*** Exercise input ***
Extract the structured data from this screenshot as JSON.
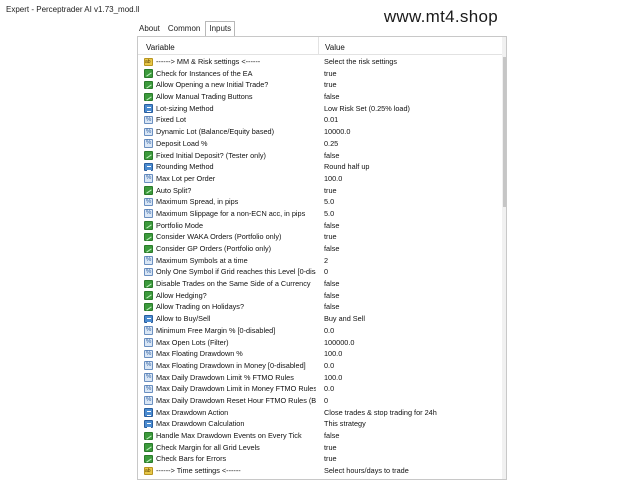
{
  "window": {
    "title": "Expert - Perceptrader AI v1.73_mod.ll"
  },
  "watermark": "www.mt4.shop",
  "tabs": [
    {
      "label": "About",
      "active": false
    },
    {
      "label": "Common",
      "active": false
    },
    {
      "label": "Inputs",
      "active": true
    }
  ],
  "table": {
    "headers": {
      "variable": "Variable",
      "value": "Value"
    },
    "rows": [
      {
        "icon": "str",
        "name": "------> MM & Risk settings <------",
        "value": "Select the risk settings"
      },
      {
        "icon": "bool",
        "name": "Check for Instances of the EA",
        "value": "true"
      },
      {
        "icon": "bool",
        "name": "Allow Opening a new Initial Trade?",
        "value": "true"
      },
      {
        "icon": "bool",
        "name": "Allow Manual Trading Buttons",
        "value": "false"
      },
      {
        "icon": "enum",
        "name": "Lot-sizing Method",
        "value": "Low Risk Set (0.25% load)"
      },
      {
        "icon": "num",
        "name": "Fixed Lot",
        "value": "0.01"
      },
      {
        "icon": "num",
        "name": "Dynamic Lot (Balance/Equity based)",
        "value": "10000.0"
      },
      {
        "icon": "num",
        "name": "Deposit Load %",
        "value": "0.25"
      },
      {
        "icon": "bool",
        "name": "Fixed Initial Deposit? (Tester only)",
        "value": "false"
      },
      {
        "icon": "enum",
        "name": "Rounding Method",
        "value": "Round half up"
      },
      {
        "icon": "num",
        "name": "Max Lot per Order",
        "value": "100.0"
      },
      {
        "icon": "bool",
        "name": "Auto Split?",
        "value": "true"
      },
      {
        "icon": "num",
        "name": "Maximum Spread, in pips",
        "value": "5.0"
      },
      {
        "icon": "num",
        "name": "Maximum Slippage for a non-ECN acc, in pips",
        "value": "5.0"
      },
      {
        "icon": "bool",
        "name": "Portfolio Mode",
        "value": "false"
      },
      {
        "icon": "bool",
        "name": "Consider WAKA Orders (Portfolio only)",
        "value": "true"
      },
      {
        "icon": "bool",
        "name": "Consider GP Orders (Portfolio only)",
        "value": "false"
      },
      {
        "icon": "num",
        "name": "Maximum Symbols at a time",
        "value": "2"
      },
      {
        "icon": "num",
        "name": "Only One Symbol if Grid reaches this Level [0-disabled]",
        "value": "0"
      },
      {
        "icon": "bool",
        "name": "Disable Trades on the Same Side of a Currency",
        "value": "false"
      },
      {
        "icon": "bool",
        "name": "Allow Hedging?",
        "value": "false"
      },
      {
        "icon": "bool",
        "name": "Allow Trading on Holidays?",
        "value": "false"
      },
      {
        "icon": "enum",
        "name": "Allow to Buy/Sell",
        "value": "Buy and Sell"
      },
      {
        "icon": "num",
        "name": "Minimum Free Margin % [0-disabled]",
        "value": "0.0"
      },
      {
        "icon": "num",
        "name": "Max Open Lots (Filter)",
        "value": "100000.0"
      },
      {
        "icon": "num",
        "name": "Max Floating Drawdown %",
        "value": "100.0"
      },
      {
        "icon": "num",
        "name": "Max Floating Drawdown in Money [0-disabled]",
        "value": "0.0"
      },
      {
        "icon": "num",
        "name": "Max Daily Drawdown Limit % FTMO Rules",
        "value": "100.0"
      },
      {
        "icon": "num",
        "name": "Max Daily Drawdown Limit in Money FTMO Rules [0-disabled]",
        "value": "0.0"
      },
      {
        "icon": "num",
        "name": "Max Daily Drawdown Reset Hour FTMO Rules (Broker time)",
        "value": "0"
      },
      {
        "icon": "enum",
        "name": "Max Drawdown Action",
        "value": "Close trades & stop trading for 24h"
      },
      {
        "icon": "enum",
        "name": "Max Drawdown Calculation",
        "value": "This strategy"
      },
      {
        "icon": "bool",
        "name": "Handle Max Drawdown Events on Every Tick",
        "value": "false"
      },
      {
        "icon": "bool",
        "name": "Check Margin for all Grid Levels",
        "value": "true"
      },
      {
        "icon": "bool",
        "name": "Check Bars for Errors",
        "value": "true"
      },
      {
        "icon": "str",
        "name": "------> Time settings <------",
        "value": "Select hours/days to trade"
      }
    ]
  }
}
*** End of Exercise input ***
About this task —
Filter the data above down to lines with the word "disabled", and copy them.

Result for this exercise —
        "name": "Only One Symbol if Grid reaches this Level [0-disabled]",
        "name": "Minimum Free Margin % [0-disabled]",
        "name": "Max Floating Drawdown in Money [0-disabled]",
        "name": "Max Daily Drawdown Limit in Money FTMO Rules [0-disabled]",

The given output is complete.